State Legislators Believe It Is A Solution To Budgets Woes
The state of Illinois has gone more almost two full year without a proper budget in place, bills aren't getting paid, programs are getting cut, and the government is no closer to solving the problem. Now some legislators are looking to other states for ideas to ease the longstanding budget woes, namely Colorado and Washington. Two state legislators from the Edgewater neighborhood in Chicago are spearheading an effort to legalize marijuana in the state, and they will have a meeting on this later in the week.
There are currently a pair of bills now pending in the General Assembly authored by Democratic state Sen. Heather Steans and Rep. Kelly Cassidy that would create a system for regulating and taxing marijuana sales. They hope that doing so can bring in at least $350 million a year for the state.
Under the proposed law, Illinois residents would be allowed to possess up to 28 grams and five plants, while nonresidents would be limited to 14 grams. The bill would also impose a $50 per ounce tax on pot at the wholesale level, while sales to the public would be subject to the state’s 6.25 percent sales tax. Any business producing marijuana for sale would be bound by labeling requirements and marketing restrictions.
The proceeds from taxing weed would go to funding education as well as funding programs and treatment centers design to educate people about the dangers of abusing alcohol, marijuana and tobacco.
While Illinois governor Bruce Rauner has not fully dismissed the idea of legalization, he does seem to generally oppose the idea. "I think recreational marijuana is a very, very difficult subject," Rauner said Tuesday during an appearance in Rock Island, saying Illinois should look at the impact that legalizing marijuana has had on the states that have already decriminalized the drug.

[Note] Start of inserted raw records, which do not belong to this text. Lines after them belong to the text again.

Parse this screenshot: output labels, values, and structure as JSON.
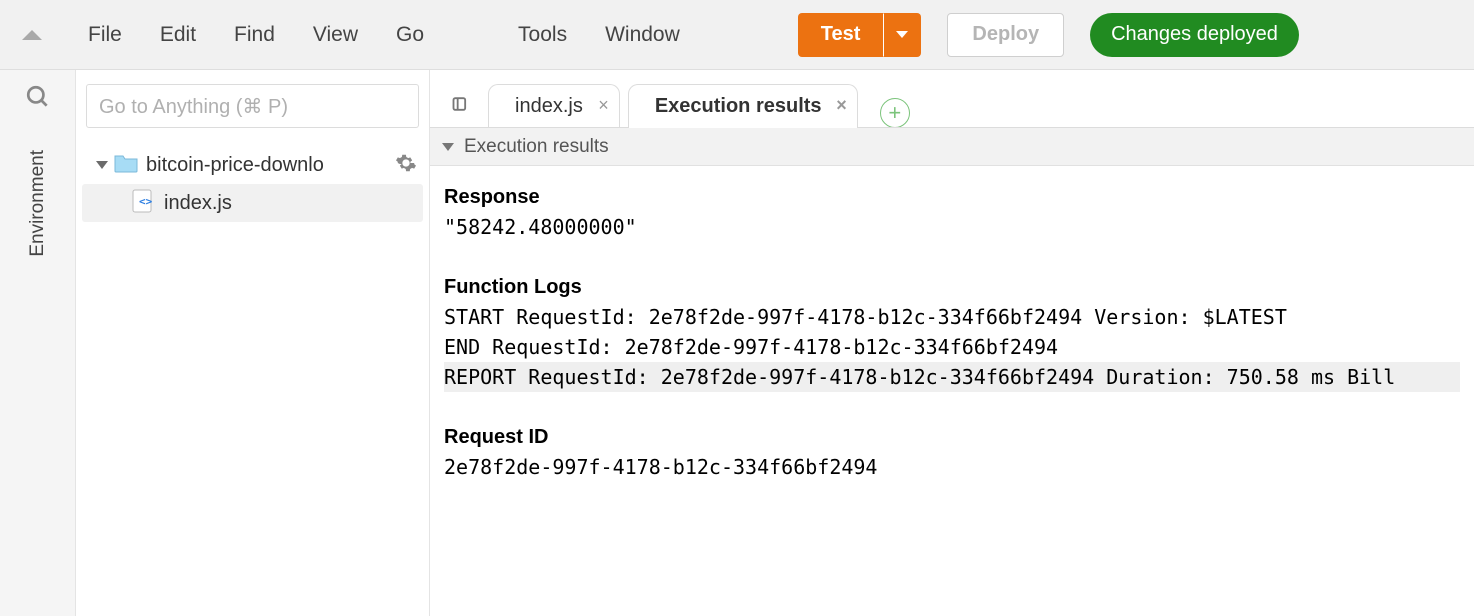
{
  "toolbar": {
    "menus": [
      "File",
      "Edit",
      "Find",
      "View",
      "Go",
      "Tools",
      "Window"
    ],
    "test_label": "Test",
    "deploy_label": "Deploy",
    "status_label": "Changes deployed"
  },
  "sidebar": {
    "tab_label": "Environment",
    "goto_placeholder": "Go to Anything (⌘ P)",
    "tree": {
      "folder": "bitcoin-price-downlo",
      "file": "index.js"
    }
  },
  "tabs": {
    "items": [
      {
        "label": "index.js",
        "active": false
      },
      {
        "label": "Execution results",
        "active": true
      }
    ]
  },
  "panel": {
    "header": "Execution results",
    "response_title": "Response",
    "response_body": "\"58242.48000000\"",
    "logs_title": "Function Logs",
    "logs": [
      "START RequestId: 2e78f2de-997f-4178-b12c-334f66bf2494 Version: $LATEST",
      "END RequestId: 2e78f2de-997f-4178-b12c-334f66bf2494",
      "REPORT RequestId: 2e78f2de-997f-4178-b12c-334f66bf2494  Duration: 750.58 ms Bill"
    ],
    "request_id_title": "Request ID",
    "request_id": "2e78f2de-997f-4178-b12c-334f66bf2494"
  }
}
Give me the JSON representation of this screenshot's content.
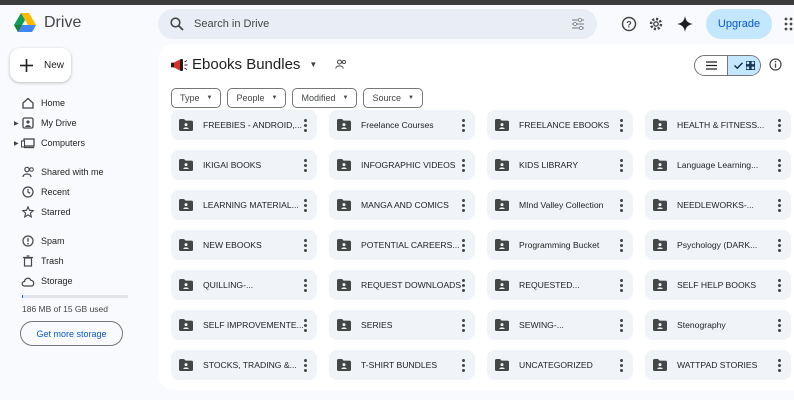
{
  "app": {
    "name": "Drive"
  },
  "search": {
    "placeholder": "Search in Drive"
  },
  "header": {
    "upgrade_label": "Upgrade"
  },
  "sidebar": {
    "new_label": "New",
    "items": [
      {
        "label": "Home",
        "icon": "home-icon"
      },
      {
        "label": "My Drive",
        "icon": "my-drive-icon"
      },
      {
        "label": "Computers",
        "icon": "computers-icon"
      },
      {
        "label": "Shared with me",
        "icon": "shared-icon"
      },
      {
        "label": "Recent",
        "icon": "clock-icon"
      },
      {
        "label": "Starred",
        "icon": "star-icon"
      },
      {
        "label": "Spam",
        "icon": "spam-icon"
      },
      {
        "label": "Trash",
        "icon": "trash-icon"
      },
      {
        "label": "Storage",
        "icon": "cloud-icon"
      }
    ],
    "storage_used_text": "186 MB of 15 GB used",
    "storage_fraction": 0.012,
    "get_more_storage_label": "Get more storage"
  },
  "main": {
    "folder_title": "Ebooks Bundles",
    "filters": [
      "Type",
      "People",
      "Modified",
      "Source"
    ],
    "folders": [
      [
        "FREEBIES - ANDROID,...",
        "Freelance Courses",
        "FREELANCE EBOOKS",
        "HEALTH & FITNESS..."
      ],
      [
        "IKIGAI BOOKS",
        "INFOGRAPHIC VIDEOS",
        "KIDS LIBRARY",
        "Language Learning..."
      ],
      [
        "LEARNING MATERIAL...",
        "MANGA AND COMICS",
        "MInd Valley Collection",
        "NEEDLEWORKS-..."
      ],
      [
        "NEW EBOOKS",
        "POTENTIAL CAREERS...",
        "Programming Bucket",
        "Psychology (DARK..."
      ],
      [
        "QUILLING-...",
        "REQUEST DOWNLOADS",
        "REQUESTED...",
        "SELF HELP BOOKS"
      ],
      [
        "SELF IMPROVEMENTE...",
        "SERIES",
        "SEWING-...",
        "Stenography"
      ],
      [
        "STOCKS, TRADING &...",
        "T-SHIRT BUNDLES",
        "UNCATEGORIZED",
        "WATTPAD STORIES"
      ]
    ]
  },
  "colors": {
    "accent": "#0b57d0",
    "selected": "#c2e7ff",
    "folder_bg": "#f0f4f9",
    "page_bg": "#f8fafd"
  }
}
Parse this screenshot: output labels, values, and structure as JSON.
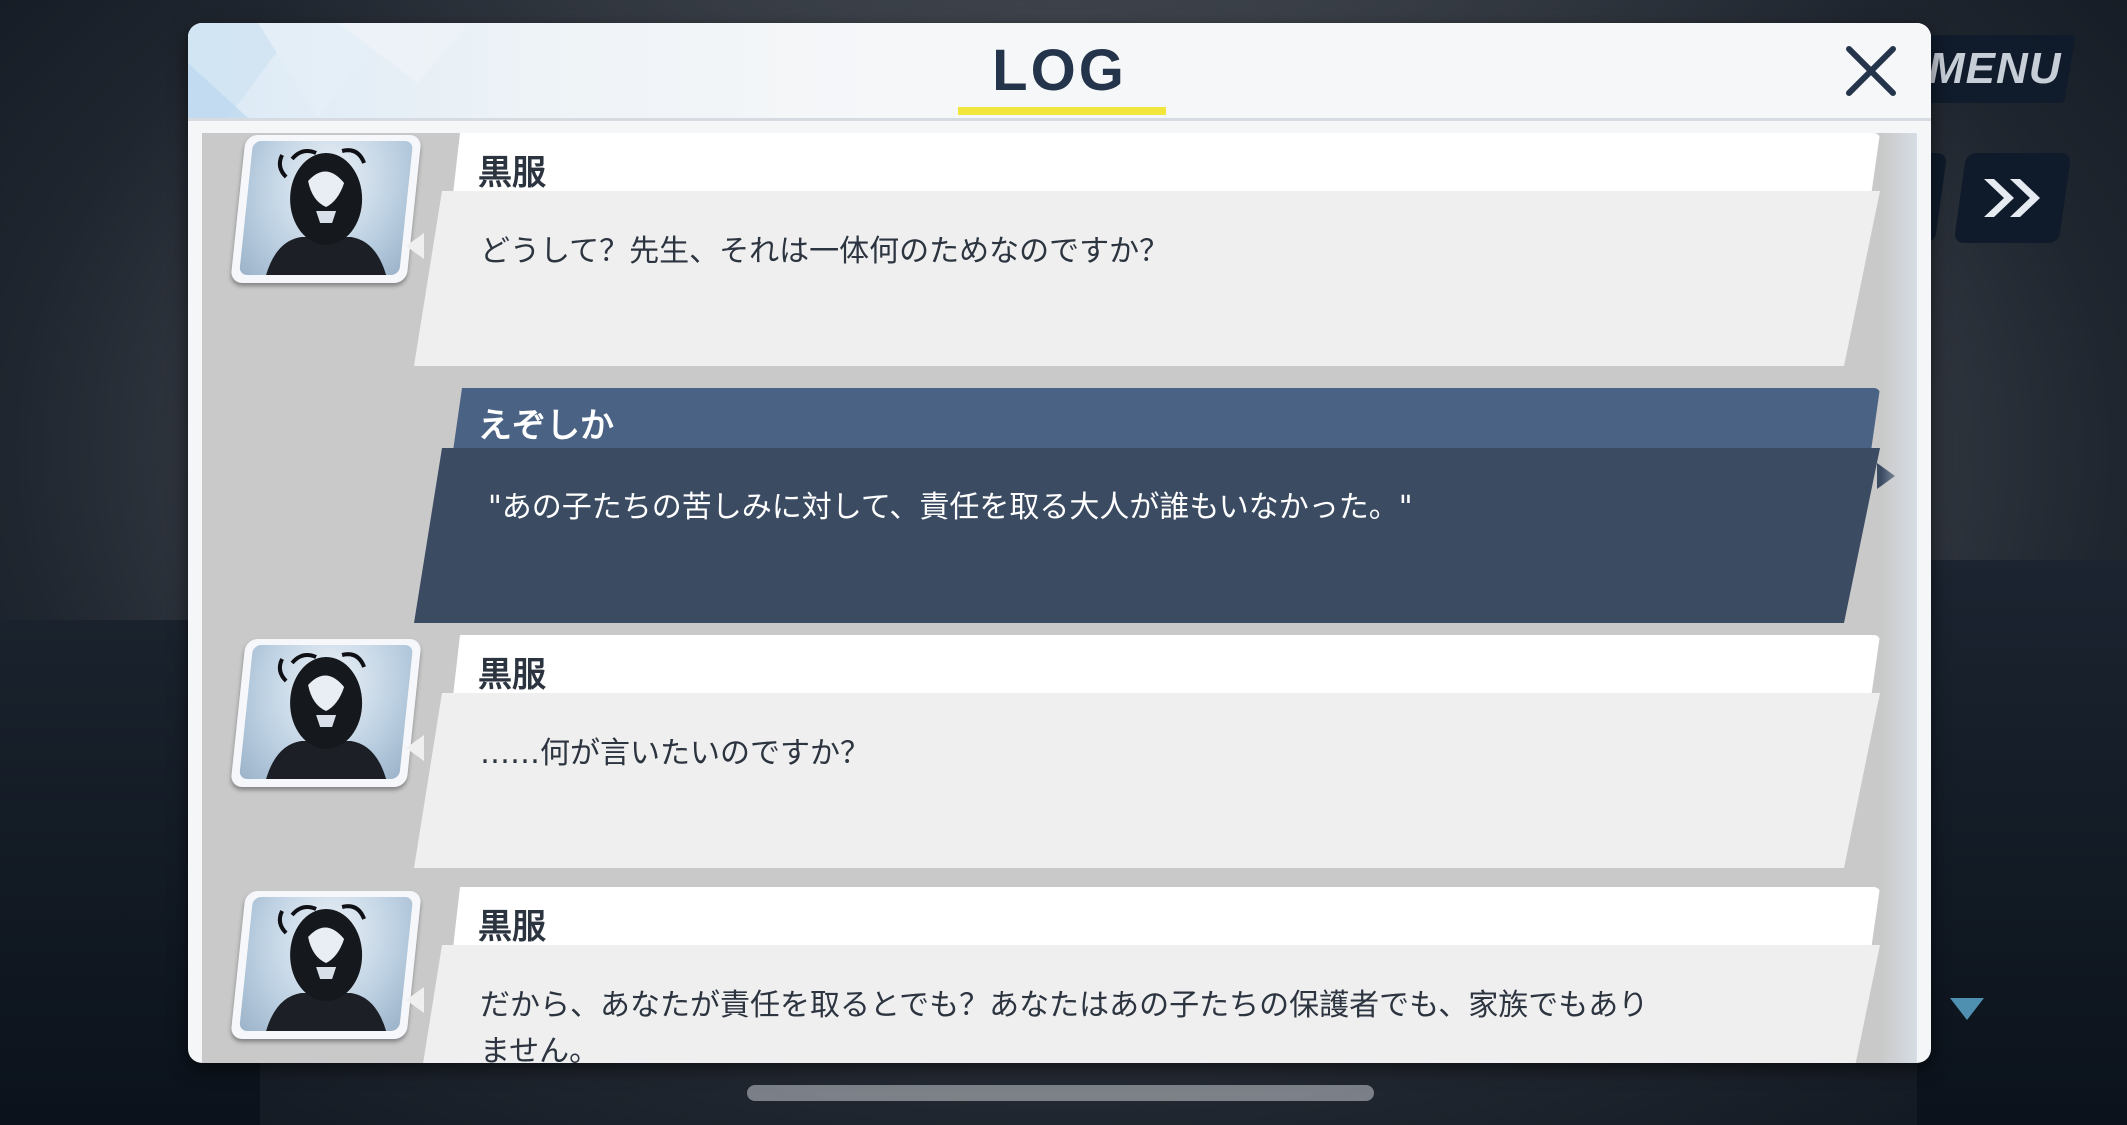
{
  "top_controls": {
    "menu_label": "MENU",
    "skip_icon": "double-chevron-right-icon",
    "scroll_indicator_icon": "triangle-down-icon"
  },
  "log_panel": {
    "title": "LOG",
    "close_icon": "close-x-icon",
    "entries": [
      {
        "speaker": "黒服",
        "text": "どうして？先生、それは一体何のためなのですか？",
        "is_player": false
      },
      {
        "speaker": "えぞしか",
        "text": "\"あの子たちの苦しみに対して、責任を取る大人が誰もいなかった。\"",
        "is_player": true
      },
      {
        "speaker": "黒服",
        "text": "……何が言いたいのですか？",
        "is_player": false
      },
      {
        "speaker": "黒服",
        "text": "だから、あなたが責任を取るとでも？あなたはあの子たちの保護者でも、家族でもありません。",
        "is_player": false
      }
    ]
  },
  "colors": {
    "title_underline": "#f2e53b",
    "player_name_bar": "#4a6284",
    "player_bubble": "#3b4b62",
    "npc_bubble": "#efefef",
    "title_text": "#24344a"
  }
}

Nationally, polls show that 59% of people are in favor of legalization, but the numbers vary greatly among specific groups. Among Republicans, 61% oppose the idea, while 49% of Hispanics polled were opposed. Among millennials (ages 18-34) 74% are in favor of legalization.
The first hearing on the topic is at noon April 19 in the Michael A. Bilandic Building, 160 N. Lasalle St.